While California Gov. Jerry Brown (D) signed a law into effect giving thousands of young undocumented immigrants a chance to drive, immigration advocates criticized Brown Monday for a pair of late vetoes related to federal detention rules and benefits for the state's domestic workers.
Sunday night, Brown vetoed both the TRUST Act, which would have changed how local law enforcement complied with Immigrations and Customs enforcement against undocumented immigrants, and AB889, called the "Domestic Bill of Rights," which would have allowed more than 200,000 household employees formal access to overtime and meal breaks.
A member of an immigration advocacy group, the California Immigrant Policy Center (CIPC), told The Raw Story Monday that the two vetoes were a missed chance for Brown to show leadership on the part of the state.
"He lost an opportunity to demonstrate how states can advance legislation to value the important contributions of immigrants here in California," said CIPC policy manager Gabriela Villareal. "With the TRUST Act, it was a constitutionally-sound bill that would have limited unfair detention and deportations of immigrants, and certainly with the Domestic Workers Bill of Rights, it was an unfortunate disappointment that the governor didn't recognize the people caring for California's families as real workers."
According to Reuters, Brown said the TRUST Act was "fatally flawed" for being too narrowly focused; the bill, he said, would have stopped local police from honoring federal detention requests for immigrants convicted of crimes like selling weapons, drug trafficking and the use of children in selling drugs and child abuse.
"I believe it's unwise to interfere with a sheriff's discretion to comply with a detainer issued for people with those kinds of troubling criminal records," he said in a statement.
The Associated Press reported that Brown also said he found fault with AB889, which would have opened up overtime and lunch break opportunities for house cleaners, nannies and caregivers, many of whom are immigrants. It would have also mandated compensation for live-in workers whose breaks were interrupted during an eight-hour period and made it easier for domestic workers to get workers' compensation.

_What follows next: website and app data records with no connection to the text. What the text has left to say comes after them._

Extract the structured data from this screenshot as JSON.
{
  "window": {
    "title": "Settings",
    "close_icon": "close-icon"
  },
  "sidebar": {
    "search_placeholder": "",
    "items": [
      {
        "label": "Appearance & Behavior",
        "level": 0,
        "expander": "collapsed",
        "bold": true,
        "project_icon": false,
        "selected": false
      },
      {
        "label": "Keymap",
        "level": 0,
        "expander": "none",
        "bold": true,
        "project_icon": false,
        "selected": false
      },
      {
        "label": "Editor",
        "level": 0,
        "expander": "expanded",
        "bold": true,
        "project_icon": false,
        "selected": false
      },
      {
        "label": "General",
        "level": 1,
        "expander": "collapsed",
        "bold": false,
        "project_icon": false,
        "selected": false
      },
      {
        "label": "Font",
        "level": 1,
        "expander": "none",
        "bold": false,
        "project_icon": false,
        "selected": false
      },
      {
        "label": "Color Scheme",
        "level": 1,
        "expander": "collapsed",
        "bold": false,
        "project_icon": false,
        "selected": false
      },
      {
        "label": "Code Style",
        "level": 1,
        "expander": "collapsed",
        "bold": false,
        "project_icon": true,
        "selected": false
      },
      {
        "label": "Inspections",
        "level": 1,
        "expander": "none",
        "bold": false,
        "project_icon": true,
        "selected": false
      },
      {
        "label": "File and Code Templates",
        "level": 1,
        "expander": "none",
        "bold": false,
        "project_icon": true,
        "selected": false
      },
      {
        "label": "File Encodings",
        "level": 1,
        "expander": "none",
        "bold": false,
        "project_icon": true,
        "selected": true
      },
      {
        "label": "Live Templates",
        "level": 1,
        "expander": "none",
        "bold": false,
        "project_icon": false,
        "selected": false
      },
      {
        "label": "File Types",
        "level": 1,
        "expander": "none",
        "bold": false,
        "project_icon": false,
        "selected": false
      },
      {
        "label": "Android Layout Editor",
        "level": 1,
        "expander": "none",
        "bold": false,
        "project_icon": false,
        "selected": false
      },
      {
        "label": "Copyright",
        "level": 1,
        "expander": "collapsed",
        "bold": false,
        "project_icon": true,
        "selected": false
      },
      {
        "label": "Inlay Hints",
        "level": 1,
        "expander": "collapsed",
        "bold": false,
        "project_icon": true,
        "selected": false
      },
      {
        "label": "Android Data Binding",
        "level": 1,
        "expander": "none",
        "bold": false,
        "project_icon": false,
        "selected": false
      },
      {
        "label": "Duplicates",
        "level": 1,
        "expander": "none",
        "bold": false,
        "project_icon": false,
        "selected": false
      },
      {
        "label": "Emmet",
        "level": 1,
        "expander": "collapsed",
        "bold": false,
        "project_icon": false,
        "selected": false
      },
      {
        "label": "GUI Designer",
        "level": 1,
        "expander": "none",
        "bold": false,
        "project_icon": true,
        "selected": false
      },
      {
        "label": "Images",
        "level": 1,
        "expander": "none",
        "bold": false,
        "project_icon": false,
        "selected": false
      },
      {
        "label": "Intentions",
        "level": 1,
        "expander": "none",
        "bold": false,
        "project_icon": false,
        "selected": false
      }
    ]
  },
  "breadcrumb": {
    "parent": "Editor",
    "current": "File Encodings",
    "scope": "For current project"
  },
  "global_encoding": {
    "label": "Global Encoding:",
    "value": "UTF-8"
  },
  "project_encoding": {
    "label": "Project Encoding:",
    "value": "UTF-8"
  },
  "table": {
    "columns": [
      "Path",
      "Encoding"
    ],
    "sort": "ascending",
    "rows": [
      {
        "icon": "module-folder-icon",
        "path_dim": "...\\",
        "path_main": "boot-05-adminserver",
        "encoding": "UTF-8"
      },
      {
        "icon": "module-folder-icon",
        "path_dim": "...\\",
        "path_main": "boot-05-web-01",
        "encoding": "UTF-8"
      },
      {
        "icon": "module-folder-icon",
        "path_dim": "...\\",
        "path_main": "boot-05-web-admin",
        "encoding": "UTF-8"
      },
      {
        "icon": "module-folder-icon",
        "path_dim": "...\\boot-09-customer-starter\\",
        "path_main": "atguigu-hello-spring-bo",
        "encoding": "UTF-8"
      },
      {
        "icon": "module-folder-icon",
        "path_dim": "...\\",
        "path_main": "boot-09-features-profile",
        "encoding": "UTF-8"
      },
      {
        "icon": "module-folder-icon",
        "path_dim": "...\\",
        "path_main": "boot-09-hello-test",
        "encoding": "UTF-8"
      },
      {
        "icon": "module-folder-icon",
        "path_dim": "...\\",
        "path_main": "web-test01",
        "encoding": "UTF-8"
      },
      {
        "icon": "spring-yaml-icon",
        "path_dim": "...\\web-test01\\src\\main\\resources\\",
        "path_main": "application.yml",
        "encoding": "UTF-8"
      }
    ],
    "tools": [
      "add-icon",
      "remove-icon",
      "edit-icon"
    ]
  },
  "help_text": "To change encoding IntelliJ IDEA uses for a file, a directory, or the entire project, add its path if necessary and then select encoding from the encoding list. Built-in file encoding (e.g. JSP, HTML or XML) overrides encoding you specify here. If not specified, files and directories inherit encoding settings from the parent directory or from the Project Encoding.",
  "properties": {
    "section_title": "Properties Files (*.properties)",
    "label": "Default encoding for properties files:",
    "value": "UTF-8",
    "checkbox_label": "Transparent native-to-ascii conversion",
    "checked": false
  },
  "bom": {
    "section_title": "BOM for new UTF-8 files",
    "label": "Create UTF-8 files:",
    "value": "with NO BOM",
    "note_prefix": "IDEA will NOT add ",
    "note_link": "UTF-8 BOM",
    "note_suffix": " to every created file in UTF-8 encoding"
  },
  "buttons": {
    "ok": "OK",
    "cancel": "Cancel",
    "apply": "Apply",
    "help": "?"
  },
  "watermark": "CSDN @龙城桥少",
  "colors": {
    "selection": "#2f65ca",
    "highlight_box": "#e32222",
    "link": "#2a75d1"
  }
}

In a separate statement, Brown said he had questions about the effects of the costs incurred by such provisions on both disabled and elderly employers and their families, as well as on the job market for the workers themselves. It was also unclear how the bill would be enforced.
"In the face of consequences both unknown and unintended, I find it more prudent to do the studies before considering an untested legal regime for those that work in our homes," Brown said.
In each case, Villareal said, CIPC is calling on Brown to work with the bills' respective sponsors to bring them back to the table.
At the same time, Brown approved AB2189, which means that younger immigrants approved for President Barack Obama's two-year deferred-deportation program will now be eligible to receive driver's licenses.
A spokesperson for Brown, Gil Duran, told The Los Angeles Times the move was done solely to adhere to federal regulations.
"Gov. Brown believes the federal government should pursue comprehensive immigration reform with a pathway to citizenship," Duran said. "President Obama has recognized the unique status of these students, and making them eligible to apply for driver's licenses is an obvious next step."
[Image via Ryan Rodrick Beiler on Shutterstock.com.]